“I’m old enough to remember the closing days of the 1996 campaign, when the Clinton administration was already beset by an avalanche of scandals. Bob Dole looked into the cameras and asked a pointed question — “Where is the outrage?” The same question applies today, but to a different audience. The lies are simply too much to bear. No Republican should tolerate such dishonesty.”
Reparations should not be a topic for national discussion until there is something akin to a consensus among black people about what to demand and how to do it.“ADOS activists wrap themselves in the flag that symbolizes oppression, repeat nativist talking points, and eschew connections with African people in the rest of the world.”
A man threatened to “put a bullet” in Rep. Ilhan Omar. It’s another example of how society wants to silence women of color.
“Transforming Truth to Power, One Broadcast At a Time”
The Coming Collapse
“The Trump administration did not rise, prima facie, like Venus on a half shell from the sea. Donald Trump is the result of a long process of political, cultural and social decay. He is a product of our failed democracy. The longer we perpetuate the fiction that we live in a functioning democracy, that Trump and the political mutations around him are somehow an aberrant deviation that can be vanquished in the next election, the more we will hurtle toward tyranny.
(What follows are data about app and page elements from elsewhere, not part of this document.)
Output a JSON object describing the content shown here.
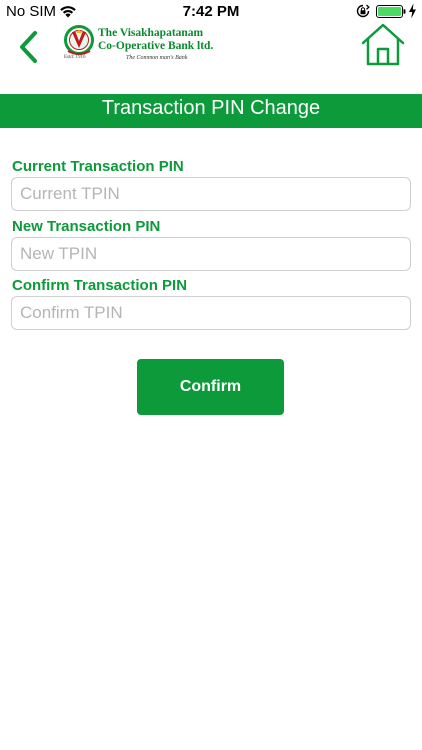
{
  "status_bar": {
    "carrier": "No SIM",
    "time": "7:42 PM"
  },
  "header": {
    "logo_line1": "The Visakhapatanam",
    "logo_line2": "Co-Operative Bank ltd.",
    "logo_estd": "Estd: 1916",
    "logo_tagline": "The Common man's Bank"
  },
  "title": "Transaction PIN Change",
  "form": {
    "current": {
      "label": "Current Transaction PIN",
      "placeholder": "Current TPIN",
      "value": ""
    },
    "new": {
      "label": "New Transaction PIN",
      "placeholder": "New TPIN",
      "value": ""
    },
    "confirm": {
      "label": "Confirm Transaction PIN",
      "placeholder": "Confirm TPIN",
      "value": ""
    },
    "confirm_button": "Confirm"
  },
  "colors": {
    "brand_green": "#0c9a3a",
    "battery_green": "#4cd964"
  },
  "icons": [
    "wifi-icon",
    "orientation-lock-icon",
    "battery-icon",
    "charging-bolt-icon",
    "back-chevron-icon",
    "home-icon"
  ]
}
The problem is not Trump. It is a political system, dominated by corporate power and the mandarins of the two major political parties, in which we don’t count. We will wrest back political control by dismantling the corporate state, and this means massive and sustained civil disobedience, like that demonstrated by teachers around the country this year. If we do not stand up we will enter a new dark age . . .
. . . “The leadership of the party, the Clintons, Nancy Pelosi, Chuck Schumer, Tom Perez, are creations of corporate America. In an open and democratic political process, one not dominated by party elites and corporate money, these people would not hold political power. They know this. They would rather implode the entire system than give up their positions of privilege. And that, I fear, is what will happen. The idea that the Democratic Party is in any way a bulwark against despotism defies the last three decades of its political activity. It is the guarantor of despotism.” . . .
What Did Cedric Robinson Mean by Racial Capitalism?
This essay is the introduction to Boston Review’s print issue, Race Capitalism Justice. Inspired by Cedric Robinson’s work on racial capitalism, this themed issue is a critical handbook for racial justice in the age of Trump.
“Robinson’s critique of political order and the authority of leadership anticipated the political currents in contemporary movements such as Occupy Wall Street and Black Lives Matter—movements organized horizontally rather than vertically. His monumental Black Marxism: The Making of the Black Radical Tradition (1983) takes Karl Marx to task for failing to comprehend radical movements outside of Europe. He rewrites the history of the West from ancient times to the mid-twentieth century, scrutinizing the idea that Marx’s categories of class can be universally applied outside of Europe. Instead he characterized black rebellions as expressions of what he called the “Black Radical Tradition,” movements whose objectives and aspirations confounded Western social analysis. Marxism also failed to account for the racial character of capitalism. Having written much of the book during a sabbatical year in England, Robinson encountered intellectuals who used the phrase “racial capitalism” to refer to South Africa’s economy under apartheid. He developed it from a description of a specific system to a way of understanding the general history of modern capitalism . . .
Robinson was a challenging thinker who understood that the deepest, most profound truths tend to bewilder, breaking with inherited paradigms and “common sense.” When asked to define his political commitments, he replied, “There are some realms in which names, nomination, is premature. My only loyalties are to the morally just world; and my happiest and most stunning opportunity for raising hell with corruption and deceit are with other Black people.”
JULY 6, 2018
It is estimated that between 5 and 8 percent of children and teens are addicted to this form of entertainment. In recent days, the World Health Organization (WHO) has categorized video game addiction as a mental health disorder, an opinion that is not shared by all experts on these games.
One of the conditions that make their use attractive for children is that they can be practiced with very few elements, unlike more traditional games. At the same time, they allow children to have an escape from the difficulties and demands of the real world.